Task to complete: From the entries, copy each line that includes "heading".
========================================
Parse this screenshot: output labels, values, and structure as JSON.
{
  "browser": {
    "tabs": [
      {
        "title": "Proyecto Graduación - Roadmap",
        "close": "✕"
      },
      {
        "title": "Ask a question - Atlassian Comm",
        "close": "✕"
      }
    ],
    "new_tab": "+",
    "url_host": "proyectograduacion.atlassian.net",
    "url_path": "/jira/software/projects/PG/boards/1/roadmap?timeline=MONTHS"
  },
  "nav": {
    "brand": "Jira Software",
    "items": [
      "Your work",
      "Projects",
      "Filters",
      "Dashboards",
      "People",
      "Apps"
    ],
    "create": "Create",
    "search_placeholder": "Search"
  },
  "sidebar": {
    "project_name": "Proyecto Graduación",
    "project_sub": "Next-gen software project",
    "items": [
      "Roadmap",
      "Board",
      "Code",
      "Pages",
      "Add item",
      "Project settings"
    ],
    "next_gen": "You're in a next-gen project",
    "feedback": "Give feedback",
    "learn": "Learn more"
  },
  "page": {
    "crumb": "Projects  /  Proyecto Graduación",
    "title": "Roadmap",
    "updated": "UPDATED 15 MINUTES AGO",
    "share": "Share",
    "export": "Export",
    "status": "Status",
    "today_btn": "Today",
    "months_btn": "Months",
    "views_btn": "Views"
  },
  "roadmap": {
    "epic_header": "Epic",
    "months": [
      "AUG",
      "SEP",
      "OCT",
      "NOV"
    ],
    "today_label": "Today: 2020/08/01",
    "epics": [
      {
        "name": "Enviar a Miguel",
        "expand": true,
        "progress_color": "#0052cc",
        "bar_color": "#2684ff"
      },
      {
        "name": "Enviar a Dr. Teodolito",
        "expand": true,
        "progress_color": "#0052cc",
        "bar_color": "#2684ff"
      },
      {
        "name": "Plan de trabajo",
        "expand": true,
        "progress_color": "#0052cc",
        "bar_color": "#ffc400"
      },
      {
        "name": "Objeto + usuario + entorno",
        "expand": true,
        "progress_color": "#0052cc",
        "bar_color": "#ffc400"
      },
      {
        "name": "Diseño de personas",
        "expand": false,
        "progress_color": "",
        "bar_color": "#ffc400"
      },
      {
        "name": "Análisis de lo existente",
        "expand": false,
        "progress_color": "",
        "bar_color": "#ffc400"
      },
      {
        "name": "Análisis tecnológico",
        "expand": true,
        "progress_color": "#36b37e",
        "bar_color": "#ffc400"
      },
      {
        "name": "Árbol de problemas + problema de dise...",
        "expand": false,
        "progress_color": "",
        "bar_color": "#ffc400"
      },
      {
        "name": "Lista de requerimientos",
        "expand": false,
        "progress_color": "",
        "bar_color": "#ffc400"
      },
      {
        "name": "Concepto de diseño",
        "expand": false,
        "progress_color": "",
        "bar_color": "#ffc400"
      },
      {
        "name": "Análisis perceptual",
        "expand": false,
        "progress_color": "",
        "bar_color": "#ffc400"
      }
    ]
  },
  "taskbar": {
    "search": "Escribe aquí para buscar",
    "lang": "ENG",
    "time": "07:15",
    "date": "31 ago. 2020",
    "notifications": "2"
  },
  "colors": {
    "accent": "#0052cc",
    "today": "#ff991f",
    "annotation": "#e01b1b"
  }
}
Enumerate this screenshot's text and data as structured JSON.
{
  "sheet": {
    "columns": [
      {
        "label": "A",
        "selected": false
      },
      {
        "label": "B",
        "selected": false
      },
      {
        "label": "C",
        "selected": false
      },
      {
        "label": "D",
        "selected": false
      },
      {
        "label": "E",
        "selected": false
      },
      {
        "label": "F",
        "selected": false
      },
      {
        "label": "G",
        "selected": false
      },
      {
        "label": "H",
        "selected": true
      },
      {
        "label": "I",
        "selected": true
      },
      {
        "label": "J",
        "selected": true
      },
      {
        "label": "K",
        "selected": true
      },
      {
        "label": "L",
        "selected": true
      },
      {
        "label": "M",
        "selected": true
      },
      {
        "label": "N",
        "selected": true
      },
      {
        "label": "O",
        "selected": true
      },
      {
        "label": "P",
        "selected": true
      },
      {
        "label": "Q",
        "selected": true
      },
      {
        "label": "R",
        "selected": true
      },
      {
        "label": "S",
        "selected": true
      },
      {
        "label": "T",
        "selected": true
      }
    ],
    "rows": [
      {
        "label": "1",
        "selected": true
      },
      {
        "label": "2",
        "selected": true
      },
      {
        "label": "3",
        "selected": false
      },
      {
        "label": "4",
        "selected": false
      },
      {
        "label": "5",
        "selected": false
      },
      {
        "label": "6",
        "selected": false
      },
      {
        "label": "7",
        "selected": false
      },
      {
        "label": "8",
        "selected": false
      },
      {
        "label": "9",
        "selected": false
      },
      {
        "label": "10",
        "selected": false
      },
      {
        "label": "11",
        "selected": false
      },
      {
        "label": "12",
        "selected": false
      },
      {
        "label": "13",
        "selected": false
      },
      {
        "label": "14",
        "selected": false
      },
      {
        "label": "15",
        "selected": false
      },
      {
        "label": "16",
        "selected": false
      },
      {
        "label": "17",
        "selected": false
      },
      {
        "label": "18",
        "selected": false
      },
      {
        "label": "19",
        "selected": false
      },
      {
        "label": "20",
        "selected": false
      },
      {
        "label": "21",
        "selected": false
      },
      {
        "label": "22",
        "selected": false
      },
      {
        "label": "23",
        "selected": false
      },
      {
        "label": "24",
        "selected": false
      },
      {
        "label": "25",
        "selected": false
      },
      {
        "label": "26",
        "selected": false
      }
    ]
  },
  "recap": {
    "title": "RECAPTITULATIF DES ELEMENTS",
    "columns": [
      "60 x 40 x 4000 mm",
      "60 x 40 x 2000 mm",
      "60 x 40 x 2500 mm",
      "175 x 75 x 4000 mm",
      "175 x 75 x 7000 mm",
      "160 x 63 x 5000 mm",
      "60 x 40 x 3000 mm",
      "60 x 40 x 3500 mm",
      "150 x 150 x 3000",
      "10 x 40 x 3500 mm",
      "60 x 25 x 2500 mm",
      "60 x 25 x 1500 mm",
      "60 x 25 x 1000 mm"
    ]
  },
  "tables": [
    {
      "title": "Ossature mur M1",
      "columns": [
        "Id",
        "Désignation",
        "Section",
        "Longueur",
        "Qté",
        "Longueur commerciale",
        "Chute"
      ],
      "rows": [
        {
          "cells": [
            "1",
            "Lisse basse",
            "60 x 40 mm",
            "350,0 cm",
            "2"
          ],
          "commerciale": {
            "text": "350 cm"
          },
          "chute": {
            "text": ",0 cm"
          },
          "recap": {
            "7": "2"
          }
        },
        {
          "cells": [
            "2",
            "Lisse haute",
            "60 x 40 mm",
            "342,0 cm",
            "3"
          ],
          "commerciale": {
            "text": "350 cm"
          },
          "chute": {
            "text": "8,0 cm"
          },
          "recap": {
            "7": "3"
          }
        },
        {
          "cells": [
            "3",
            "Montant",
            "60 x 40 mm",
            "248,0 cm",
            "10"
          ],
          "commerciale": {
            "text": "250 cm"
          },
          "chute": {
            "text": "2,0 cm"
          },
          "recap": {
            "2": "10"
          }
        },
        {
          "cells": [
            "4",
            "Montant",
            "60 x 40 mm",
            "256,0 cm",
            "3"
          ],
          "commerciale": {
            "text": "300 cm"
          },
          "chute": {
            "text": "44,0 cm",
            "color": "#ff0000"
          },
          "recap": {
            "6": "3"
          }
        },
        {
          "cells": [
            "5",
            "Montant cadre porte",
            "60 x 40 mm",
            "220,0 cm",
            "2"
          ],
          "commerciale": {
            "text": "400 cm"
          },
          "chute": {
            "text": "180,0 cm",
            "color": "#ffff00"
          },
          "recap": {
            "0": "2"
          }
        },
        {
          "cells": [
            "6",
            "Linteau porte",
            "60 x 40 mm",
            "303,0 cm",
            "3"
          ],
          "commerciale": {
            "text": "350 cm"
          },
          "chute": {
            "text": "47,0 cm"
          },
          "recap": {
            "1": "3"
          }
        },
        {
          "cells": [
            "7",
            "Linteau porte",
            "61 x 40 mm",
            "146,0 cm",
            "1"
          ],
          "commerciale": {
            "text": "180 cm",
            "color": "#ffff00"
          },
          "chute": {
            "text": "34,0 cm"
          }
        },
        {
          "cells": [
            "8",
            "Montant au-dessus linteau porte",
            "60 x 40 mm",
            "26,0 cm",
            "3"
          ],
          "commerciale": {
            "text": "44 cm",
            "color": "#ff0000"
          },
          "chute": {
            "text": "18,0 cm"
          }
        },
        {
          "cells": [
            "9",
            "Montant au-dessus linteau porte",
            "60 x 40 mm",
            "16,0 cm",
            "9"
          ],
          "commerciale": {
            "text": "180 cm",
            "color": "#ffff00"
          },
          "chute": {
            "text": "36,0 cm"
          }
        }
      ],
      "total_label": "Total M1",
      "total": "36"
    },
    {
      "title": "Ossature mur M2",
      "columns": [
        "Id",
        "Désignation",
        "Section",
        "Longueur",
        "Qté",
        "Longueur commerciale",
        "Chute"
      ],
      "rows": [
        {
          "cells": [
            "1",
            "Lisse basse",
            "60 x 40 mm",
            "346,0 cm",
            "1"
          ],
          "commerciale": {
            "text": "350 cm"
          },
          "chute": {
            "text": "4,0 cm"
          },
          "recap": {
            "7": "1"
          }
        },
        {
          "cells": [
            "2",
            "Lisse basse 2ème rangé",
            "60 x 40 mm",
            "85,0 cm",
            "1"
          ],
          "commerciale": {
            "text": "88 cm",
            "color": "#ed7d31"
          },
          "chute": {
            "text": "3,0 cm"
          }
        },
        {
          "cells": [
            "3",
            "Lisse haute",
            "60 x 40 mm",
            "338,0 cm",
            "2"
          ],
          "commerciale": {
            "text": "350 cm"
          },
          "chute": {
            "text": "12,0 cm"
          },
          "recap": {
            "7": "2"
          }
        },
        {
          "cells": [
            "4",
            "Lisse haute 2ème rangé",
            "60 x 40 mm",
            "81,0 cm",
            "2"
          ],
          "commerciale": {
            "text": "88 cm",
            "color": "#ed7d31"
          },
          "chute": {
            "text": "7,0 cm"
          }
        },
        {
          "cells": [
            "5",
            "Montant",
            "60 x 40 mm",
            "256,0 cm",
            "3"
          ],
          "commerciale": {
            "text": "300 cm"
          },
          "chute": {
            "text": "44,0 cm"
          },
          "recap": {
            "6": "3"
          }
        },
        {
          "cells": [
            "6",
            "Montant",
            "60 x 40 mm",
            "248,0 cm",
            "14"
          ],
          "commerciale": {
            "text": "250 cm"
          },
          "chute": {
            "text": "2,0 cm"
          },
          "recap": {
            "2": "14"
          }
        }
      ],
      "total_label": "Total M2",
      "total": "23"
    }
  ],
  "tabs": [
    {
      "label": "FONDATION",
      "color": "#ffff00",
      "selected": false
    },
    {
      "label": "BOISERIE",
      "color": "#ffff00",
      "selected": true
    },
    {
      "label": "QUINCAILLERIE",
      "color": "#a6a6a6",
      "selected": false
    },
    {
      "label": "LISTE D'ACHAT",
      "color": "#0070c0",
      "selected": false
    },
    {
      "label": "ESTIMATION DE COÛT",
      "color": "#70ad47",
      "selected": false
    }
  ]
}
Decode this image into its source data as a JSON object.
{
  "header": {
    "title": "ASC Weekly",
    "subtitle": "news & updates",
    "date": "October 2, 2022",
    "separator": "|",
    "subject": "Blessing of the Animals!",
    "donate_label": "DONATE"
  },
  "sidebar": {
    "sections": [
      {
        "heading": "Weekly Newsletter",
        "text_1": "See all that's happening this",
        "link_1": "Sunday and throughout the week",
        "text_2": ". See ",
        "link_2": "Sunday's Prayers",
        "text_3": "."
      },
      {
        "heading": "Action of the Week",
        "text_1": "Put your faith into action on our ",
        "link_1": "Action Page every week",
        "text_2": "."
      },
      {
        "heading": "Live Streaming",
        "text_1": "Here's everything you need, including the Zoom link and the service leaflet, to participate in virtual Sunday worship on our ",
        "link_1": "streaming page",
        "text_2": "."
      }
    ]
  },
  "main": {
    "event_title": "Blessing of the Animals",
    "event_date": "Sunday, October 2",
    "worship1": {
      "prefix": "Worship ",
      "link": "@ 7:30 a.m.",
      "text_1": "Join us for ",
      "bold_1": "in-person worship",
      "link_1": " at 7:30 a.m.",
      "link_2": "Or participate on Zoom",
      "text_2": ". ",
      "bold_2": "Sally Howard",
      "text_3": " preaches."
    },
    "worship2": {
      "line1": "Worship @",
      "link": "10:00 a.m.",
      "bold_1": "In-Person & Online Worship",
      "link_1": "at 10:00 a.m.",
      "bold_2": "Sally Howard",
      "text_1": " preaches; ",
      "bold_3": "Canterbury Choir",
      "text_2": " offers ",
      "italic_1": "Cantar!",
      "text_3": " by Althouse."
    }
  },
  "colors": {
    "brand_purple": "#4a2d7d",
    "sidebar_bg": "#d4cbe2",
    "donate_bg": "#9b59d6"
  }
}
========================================
Problem solution:
        "heading": "Weekly Newsletter",
        "heading": "Action of the Week",
        "heading": "Live Streaming",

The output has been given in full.